The Comedy of Hamlet Shakespearean plays are often known for their outstanding entertainment and classic comic conflict. In his masterwork, Hamlet, Shakespeare uses these aspects to serve his thematic purpose. He has used comedy throughout many of his historic plays, but in this play, comedy is the drawing point that makes it fun and entertaining, yet clear and intuitive. Generally, his tragedies are not seen as comical, but in reality, they are full of humor. While Hamlet is considered a tragedy the humor that is displayed can change it from a tragedy to a tragi-comedy. Death is sad but the dark humor gives it a different satire to the event.
It has been acted live in countries throughout the world and has been translated into every language. Polonius is one of the major characters in Hamlet, his role in the play is of great interest to scholars. Parts of Hamlet present Polonius as a fool, whose love of his own voice leads to his constant babbling. Scholars have been analyzing the character of Polonius for centuries, and his role in Hamlet will continue to be analyzed for centuries to come. Scholars believe that Shakespeare created Polonius as a fool because of his foolish dialogue throughout the play. Polonius granted Laertes permission to go back to school in France.

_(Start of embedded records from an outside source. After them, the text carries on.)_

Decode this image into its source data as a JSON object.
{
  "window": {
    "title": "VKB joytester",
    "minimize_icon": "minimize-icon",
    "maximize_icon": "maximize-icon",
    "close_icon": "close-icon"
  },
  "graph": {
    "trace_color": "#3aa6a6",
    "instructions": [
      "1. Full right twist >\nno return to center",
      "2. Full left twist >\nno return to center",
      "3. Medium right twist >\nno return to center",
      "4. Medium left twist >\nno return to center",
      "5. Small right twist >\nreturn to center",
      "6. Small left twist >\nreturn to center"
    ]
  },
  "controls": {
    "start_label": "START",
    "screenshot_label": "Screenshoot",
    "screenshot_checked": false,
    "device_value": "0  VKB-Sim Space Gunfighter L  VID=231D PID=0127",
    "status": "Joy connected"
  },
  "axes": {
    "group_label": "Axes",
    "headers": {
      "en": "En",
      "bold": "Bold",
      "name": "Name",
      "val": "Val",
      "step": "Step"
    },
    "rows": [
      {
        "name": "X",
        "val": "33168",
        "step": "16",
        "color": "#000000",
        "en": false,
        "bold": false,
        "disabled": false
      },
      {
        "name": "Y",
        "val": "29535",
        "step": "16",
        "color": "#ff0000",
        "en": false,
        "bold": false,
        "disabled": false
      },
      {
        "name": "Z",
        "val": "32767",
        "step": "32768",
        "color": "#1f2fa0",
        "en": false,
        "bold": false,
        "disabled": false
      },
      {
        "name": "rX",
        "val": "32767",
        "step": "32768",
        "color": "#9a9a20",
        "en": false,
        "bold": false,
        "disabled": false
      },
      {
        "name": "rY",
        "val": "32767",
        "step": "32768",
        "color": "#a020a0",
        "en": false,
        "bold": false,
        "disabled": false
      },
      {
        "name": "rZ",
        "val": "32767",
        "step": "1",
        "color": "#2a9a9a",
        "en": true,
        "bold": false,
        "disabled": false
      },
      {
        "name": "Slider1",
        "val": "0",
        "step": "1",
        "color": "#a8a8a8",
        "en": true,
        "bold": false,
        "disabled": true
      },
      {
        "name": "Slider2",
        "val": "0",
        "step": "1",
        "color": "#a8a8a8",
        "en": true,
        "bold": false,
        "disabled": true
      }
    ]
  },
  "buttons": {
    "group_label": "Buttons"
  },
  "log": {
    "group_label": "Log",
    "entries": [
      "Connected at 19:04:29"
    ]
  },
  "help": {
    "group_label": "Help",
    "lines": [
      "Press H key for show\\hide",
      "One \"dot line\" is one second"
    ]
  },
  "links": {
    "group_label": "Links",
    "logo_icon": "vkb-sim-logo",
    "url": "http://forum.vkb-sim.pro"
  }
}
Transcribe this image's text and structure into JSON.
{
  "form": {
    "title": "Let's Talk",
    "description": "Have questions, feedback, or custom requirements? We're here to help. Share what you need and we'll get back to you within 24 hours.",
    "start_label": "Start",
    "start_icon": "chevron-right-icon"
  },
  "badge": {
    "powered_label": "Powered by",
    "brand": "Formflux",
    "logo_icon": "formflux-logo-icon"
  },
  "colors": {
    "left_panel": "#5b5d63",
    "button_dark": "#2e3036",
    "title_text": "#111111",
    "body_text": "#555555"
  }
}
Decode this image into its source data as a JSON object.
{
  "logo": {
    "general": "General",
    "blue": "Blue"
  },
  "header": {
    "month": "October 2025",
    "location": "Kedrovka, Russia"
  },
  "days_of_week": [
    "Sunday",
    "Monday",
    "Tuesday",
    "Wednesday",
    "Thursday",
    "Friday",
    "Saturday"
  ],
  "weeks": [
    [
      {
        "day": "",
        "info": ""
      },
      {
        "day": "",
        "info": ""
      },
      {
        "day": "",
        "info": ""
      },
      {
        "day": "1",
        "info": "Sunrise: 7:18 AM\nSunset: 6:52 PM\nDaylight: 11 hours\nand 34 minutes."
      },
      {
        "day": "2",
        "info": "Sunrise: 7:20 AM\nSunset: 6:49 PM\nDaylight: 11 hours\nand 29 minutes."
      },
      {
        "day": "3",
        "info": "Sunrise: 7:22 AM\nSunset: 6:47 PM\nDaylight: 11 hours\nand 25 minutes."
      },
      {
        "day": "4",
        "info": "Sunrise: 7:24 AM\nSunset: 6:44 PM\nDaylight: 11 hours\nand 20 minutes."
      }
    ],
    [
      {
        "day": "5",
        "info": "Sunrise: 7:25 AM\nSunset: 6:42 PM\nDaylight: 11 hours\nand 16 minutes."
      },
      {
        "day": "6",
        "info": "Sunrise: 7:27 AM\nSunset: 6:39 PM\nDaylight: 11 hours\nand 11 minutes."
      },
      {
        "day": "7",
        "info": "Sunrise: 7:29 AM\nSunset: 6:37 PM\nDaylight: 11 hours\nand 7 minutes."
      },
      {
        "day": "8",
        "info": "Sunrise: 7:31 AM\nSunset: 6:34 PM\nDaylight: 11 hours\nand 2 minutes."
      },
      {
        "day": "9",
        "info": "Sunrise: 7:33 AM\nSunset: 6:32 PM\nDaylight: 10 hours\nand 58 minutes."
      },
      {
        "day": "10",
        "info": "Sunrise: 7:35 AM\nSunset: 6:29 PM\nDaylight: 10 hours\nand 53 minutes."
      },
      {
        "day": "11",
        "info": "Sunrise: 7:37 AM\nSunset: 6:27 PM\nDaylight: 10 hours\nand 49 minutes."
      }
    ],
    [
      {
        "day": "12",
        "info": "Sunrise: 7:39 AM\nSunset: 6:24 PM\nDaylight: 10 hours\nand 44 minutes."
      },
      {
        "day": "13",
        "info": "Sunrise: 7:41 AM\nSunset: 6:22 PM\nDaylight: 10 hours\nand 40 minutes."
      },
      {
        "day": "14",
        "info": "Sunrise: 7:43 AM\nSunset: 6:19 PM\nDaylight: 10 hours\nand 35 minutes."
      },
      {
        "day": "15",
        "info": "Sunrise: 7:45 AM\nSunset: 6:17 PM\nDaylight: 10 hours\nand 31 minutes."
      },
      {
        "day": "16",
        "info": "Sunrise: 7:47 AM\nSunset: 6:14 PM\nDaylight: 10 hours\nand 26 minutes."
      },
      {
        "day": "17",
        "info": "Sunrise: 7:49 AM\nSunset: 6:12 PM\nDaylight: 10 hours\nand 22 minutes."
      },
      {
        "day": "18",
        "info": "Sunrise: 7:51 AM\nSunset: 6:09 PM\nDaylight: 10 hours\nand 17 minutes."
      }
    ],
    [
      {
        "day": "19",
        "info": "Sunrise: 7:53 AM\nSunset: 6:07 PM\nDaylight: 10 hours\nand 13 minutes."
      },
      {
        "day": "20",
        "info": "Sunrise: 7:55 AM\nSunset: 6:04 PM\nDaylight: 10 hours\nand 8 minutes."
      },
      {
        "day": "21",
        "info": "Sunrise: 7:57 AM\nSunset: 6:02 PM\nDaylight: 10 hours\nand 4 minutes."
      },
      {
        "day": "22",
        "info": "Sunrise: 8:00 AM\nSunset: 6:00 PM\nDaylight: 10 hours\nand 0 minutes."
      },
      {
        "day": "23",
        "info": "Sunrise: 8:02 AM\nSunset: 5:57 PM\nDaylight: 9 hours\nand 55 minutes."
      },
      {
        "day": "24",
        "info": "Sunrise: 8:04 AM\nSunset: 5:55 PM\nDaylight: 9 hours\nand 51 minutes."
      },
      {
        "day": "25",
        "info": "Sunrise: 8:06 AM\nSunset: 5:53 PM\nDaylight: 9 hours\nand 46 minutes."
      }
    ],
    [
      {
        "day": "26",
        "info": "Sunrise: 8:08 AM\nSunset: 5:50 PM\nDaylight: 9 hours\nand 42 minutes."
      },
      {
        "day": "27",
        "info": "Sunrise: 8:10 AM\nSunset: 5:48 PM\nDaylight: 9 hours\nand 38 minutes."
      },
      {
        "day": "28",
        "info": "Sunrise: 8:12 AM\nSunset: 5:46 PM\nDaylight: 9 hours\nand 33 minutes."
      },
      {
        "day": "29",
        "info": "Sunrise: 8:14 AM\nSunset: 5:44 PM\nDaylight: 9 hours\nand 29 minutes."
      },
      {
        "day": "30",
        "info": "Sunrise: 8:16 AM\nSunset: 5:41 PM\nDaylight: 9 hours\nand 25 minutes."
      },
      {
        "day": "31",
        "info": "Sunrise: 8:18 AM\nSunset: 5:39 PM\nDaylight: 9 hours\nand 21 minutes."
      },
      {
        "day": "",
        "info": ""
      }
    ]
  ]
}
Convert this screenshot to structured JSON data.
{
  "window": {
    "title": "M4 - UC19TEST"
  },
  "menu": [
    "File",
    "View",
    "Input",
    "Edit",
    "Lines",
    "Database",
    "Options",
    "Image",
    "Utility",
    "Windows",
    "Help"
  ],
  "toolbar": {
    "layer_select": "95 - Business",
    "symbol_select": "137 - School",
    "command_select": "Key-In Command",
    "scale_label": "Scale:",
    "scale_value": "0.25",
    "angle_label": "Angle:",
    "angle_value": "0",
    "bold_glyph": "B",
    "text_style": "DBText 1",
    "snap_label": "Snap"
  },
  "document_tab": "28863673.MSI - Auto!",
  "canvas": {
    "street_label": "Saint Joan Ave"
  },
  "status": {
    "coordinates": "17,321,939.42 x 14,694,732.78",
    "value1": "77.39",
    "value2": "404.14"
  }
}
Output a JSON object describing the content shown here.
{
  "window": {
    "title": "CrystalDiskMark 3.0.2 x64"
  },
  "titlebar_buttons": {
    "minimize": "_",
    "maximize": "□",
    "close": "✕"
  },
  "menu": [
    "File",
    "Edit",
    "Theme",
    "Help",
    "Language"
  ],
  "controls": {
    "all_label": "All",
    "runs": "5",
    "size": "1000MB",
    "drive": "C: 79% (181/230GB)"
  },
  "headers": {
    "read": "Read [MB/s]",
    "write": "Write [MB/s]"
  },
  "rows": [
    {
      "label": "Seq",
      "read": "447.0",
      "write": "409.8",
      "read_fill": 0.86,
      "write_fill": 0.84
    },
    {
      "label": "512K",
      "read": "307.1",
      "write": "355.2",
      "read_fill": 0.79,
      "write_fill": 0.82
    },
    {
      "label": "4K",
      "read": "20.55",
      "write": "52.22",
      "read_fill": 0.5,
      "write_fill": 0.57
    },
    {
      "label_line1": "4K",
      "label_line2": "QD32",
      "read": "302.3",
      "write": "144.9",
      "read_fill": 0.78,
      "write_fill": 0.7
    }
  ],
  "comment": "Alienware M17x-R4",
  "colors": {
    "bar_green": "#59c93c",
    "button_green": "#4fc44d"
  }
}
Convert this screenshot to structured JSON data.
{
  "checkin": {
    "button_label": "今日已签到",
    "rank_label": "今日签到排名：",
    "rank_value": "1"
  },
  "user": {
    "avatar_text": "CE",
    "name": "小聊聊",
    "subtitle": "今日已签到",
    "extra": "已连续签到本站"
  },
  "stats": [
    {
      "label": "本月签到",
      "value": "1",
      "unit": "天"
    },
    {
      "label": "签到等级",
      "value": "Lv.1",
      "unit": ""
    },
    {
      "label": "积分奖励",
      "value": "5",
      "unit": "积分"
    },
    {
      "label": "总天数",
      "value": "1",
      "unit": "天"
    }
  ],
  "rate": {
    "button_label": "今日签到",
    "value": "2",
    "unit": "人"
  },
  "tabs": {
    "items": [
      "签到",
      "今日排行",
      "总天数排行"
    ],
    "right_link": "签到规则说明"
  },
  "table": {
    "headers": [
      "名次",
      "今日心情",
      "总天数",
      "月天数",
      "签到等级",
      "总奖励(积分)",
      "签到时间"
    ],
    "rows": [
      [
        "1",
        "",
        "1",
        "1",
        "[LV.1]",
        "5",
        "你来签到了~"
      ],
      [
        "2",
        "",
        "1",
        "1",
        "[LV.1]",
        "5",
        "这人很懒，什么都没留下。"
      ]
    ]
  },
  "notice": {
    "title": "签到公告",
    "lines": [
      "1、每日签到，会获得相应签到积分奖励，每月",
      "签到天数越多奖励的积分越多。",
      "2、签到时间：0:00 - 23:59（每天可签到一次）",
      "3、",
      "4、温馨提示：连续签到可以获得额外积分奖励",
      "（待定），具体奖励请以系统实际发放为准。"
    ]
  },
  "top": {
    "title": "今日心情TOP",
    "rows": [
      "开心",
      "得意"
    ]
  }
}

Click the character infographic to download. A Danish lord, Polonius is the father of Laertes and Ophelia. And he's exactly the kind of dad who's so embarrassing that you don't even want to bring friends to meet him: he's self-absorbed, long-winded, and dull. Not to mention that he's totally bugged your car with a GPS tracking device. So, what's going on with this bad dad?
When Polonius first enters, he chides his son, Laertes, for being late for his voyage and for making others wait for him. He proceeds then to give an extensive .
you re your own worst critic
This Quote Is From
Polonius arrives in the last moments before his son needs to leave for France and greets him by urging him to leave already, stressing the importance of Laertes' immediate departure. This is then followed by Polonius ranting on and on, giving every piece of advice that pops into his head, and generally stalling his son until the latter cannot bear it anymore. He gives himself and his opinions and advice greater importance than they merit in general, and he is anything but brief. All in all, he is a rambling old man. Hamlet kills Polonius in Act 3, Scene 4. Scene 2 Act 2 line Polonius leaves at line Polonius concludes that Hamlet is mad with love for Ophelia.